I was at a conference this past week in Vancouver. Instead of plastic water bottles, they had a simple water cooler. And instead of plastic cups, they had compostable cups made from corn. Great idea and very sustainable.
The Red Fort in New Delhi served as the main residence of the Mughal Emperors. On the Independence day of India, the Prime Minister hoists the Indian “tricolour flag” at the main gate of the fort.
The fort was built between 1639 and 1648 by the architect Lahouri. He used a Indo-Islamic Mughal architecture. Of course the name comes from the use of the red sandstone.
As part of our Vietnam bike tour, my friend and I took advantage of a few extra days to check out the other parts of the market. With no immediate way to keep food cool, people come down and buy what they want for that particular day. Mostly sea food and other fresh produce. Occasionally, you would come across someone butchering some animal. The last cuts are done right in front of you so you can choose your favorite.
Just a good indication as to how fresh some of the seafood can be in a typical Hanoi market. I didn’t ask, but the eels might have been actually freshwater. No need to aerate or even cool the tanks. The turnover was quite brisk. No means of cooking food on our own, but the outdoor restaurants were just amazing in quality.
I always thought that the Taj Mahal was a unique one time wonder of the world. But there were earlier tombs almost as majestic. Here I am in front of Humayun’s tomb. This was the tomb of the Mughal Emperor Humayun in Delhi, India. Commissioned by Humayun’s first wife and chief consort, Empress Bega Begum, in 1569-70, it was designed by Persian architects Mirak Mirza Ghiyas and his son, Sayyid Muhammad.
We managed to go on a bit of a Safari in India. The park has countless small deer for the various predators to feed upon. There were about five vehicles that stopped to see this tremendous tiger slowly saunter by. In a open air jeep, we are supposed to look like and large mammal. So all small limbs and children had to remain within the confines of the vehicle. Worth the trip!
After a three hour walk up the side of a mountain, followed by a approximately 200 stairs and perhaps 68 gripes, I managed to get to the top of the foothills in India. I took a picture of the mountains through the clouds. In the far distance, you can see the Himalayas. I know there is still time, but I’m not sure if we will ever get to Nepal. At age 62, me not the Himalayas, I am no longer sure we would ever get there. Should I be satisfied with seeing the mountains off in the distance. Is close enough good enough?
Managed to see more mushrooms near Lake Winnipeg than I have for a while. Shown above, I came across a nice family of Bolets. Fried up these are great with steaks. Without my in house medical and risk officer nearby, I demurred from eating any this weekend.
The others I came across appeared rather toxic, although lovely to look at. These fungi of course play an integral role with the ecosystem.

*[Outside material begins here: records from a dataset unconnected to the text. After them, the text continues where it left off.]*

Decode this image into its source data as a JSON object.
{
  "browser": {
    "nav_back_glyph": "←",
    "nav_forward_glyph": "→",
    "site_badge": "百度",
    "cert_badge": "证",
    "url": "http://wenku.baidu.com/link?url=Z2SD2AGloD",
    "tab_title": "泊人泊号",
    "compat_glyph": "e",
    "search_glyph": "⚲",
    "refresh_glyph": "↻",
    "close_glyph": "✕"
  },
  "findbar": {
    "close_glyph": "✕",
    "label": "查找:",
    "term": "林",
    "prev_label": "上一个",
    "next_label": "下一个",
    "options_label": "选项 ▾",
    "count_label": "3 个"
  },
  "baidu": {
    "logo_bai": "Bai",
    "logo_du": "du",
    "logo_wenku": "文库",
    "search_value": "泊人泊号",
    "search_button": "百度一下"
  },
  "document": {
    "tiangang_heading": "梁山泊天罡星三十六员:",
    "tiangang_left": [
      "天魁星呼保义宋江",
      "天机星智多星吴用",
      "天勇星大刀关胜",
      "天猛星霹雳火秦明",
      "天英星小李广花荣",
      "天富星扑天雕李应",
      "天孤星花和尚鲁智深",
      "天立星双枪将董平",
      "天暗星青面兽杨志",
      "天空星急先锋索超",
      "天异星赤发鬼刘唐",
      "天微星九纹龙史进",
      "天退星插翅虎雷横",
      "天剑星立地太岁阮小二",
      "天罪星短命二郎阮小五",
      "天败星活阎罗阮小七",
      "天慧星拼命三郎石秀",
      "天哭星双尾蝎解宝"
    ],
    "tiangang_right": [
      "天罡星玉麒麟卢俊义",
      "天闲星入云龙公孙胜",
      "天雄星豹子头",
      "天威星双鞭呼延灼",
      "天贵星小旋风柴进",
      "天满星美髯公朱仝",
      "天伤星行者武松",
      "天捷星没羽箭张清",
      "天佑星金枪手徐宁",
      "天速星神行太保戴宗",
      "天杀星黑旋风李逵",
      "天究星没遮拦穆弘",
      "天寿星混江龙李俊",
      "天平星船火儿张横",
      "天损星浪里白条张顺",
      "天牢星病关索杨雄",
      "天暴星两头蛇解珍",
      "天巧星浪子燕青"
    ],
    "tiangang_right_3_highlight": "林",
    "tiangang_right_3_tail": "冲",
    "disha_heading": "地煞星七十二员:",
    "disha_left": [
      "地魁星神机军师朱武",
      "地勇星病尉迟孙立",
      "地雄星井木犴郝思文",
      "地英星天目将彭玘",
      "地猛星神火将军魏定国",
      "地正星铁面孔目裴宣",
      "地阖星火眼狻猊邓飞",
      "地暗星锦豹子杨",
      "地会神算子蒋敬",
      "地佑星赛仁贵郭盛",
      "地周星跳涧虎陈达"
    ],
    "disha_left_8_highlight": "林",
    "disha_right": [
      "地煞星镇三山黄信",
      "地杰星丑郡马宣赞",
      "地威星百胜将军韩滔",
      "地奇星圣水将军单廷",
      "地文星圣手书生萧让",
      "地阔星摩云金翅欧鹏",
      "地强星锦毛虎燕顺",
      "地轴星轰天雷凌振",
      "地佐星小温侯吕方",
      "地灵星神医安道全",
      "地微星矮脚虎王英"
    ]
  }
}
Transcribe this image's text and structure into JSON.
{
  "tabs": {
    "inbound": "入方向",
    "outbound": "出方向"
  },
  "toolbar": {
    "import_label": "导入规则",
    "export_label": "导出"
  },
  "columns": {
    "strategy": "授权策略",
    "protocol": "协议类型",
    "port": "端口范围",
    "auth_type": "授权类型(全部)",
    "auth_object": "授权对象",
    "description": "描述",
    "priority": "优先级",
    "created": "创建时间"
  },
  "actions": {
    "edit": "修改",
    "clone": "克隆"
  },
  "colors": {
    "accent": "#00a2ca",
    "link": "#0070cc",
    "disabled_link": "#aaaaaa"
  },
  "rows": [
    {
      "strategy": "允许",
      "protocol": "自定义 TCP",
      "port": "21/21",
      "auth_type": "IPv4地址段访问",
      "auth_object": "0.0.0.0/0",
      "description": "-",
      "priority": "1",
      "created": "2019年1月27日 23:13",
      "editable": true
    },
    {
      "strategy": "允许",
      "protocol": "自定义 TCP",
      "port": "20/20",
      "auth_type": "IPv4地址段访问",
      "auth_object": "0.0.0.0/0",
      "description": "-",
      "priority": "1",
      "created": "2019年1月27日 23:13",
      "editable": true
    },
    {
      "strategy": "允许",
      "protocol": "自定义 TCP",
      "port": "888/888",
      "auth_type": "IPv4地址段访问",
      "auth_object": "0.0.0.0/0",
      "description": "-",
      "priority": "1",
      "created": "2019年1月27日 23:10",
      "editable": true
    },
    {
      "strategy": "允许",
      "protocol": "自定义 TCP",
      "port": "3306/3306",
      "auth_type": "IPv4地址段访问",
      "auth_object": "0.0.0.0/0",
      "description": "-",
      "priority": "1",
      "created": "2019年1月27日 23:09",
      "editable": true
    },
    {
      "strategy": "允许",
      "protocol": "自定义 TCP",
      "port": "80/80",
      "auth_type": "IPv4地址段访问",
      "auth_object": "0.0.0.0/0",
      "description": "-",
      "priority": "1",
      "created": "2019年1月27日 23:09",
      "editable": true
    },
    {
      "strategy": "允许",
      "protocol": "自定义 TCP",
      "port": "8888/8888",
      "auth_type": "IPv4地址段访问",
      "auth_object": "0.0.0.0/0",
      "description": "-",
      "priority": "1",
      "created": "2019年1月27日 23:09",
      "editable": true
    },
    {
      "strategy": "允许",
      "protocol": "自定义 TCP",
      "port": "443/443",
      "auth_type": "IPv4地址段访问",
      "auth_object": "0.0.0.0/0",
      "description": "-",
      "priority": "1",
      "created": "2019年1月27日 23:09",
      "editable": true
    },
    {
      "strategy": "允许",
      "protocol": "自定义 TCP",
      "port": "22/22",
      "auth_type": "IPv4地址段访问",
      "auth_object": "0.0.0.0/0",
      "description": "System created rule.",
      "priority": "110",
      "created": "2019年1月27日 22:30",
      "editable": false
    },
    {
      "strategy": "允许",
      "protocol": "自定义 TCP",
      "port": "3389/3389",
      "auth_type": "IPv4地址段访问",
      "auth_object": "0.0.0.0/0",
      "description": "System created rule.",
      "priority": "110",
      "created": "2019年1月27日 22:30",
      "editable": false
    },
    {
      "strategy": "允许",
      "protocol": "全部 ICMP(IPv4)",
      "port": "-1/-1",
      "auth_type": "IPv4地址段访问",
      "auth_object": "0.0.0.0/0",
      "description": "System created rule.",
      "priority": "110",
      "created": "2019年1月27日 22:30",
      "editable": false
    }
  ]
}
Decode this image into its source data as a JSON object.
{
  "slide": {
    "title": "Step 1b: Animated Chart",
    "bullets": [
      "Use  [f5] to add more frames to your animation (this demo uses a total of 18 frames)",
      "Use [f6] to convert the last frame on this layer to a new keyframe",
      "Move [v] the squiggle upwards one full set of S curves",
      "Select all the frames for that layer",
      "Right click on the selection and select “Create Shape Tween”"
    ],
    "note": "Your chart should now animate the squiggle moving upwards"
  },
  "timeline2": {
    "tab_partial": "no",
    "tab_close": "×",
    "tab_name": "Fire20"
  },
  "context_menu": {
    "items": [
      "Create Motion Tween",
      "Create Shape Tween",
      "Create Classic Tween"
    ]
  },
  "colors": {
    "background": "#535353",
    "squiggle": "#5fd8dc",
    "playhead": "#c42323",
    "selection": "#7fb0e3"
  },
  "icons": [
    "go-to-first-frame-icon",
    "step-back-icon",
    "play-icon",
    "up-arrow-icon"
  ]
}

A wai communicates a customary greeting in Thailand. The palms of the hands are momentarily pressed together in a prayer-like gesture with fingers pointing upwards, usually close to the chest, and the head slightly bowed.
The quick movement provides a deeply ingrained meaning. You receive a wai wherever you go and whomever you meet.
The Wai is a greeting and a way of saying goodbye. The wai shows a sign of respect and used instead of the traditional Western handshake or a wave. A wai says thanks, understanding of a situation or person, and a way to apologize. Thais wai to temples, important monuments.
I have to acknowledge MacDonalds’ attempts to fit in with the local culture. But the juxaposition of the colors, solemn stance with the clown smile just don’t seem to fit together.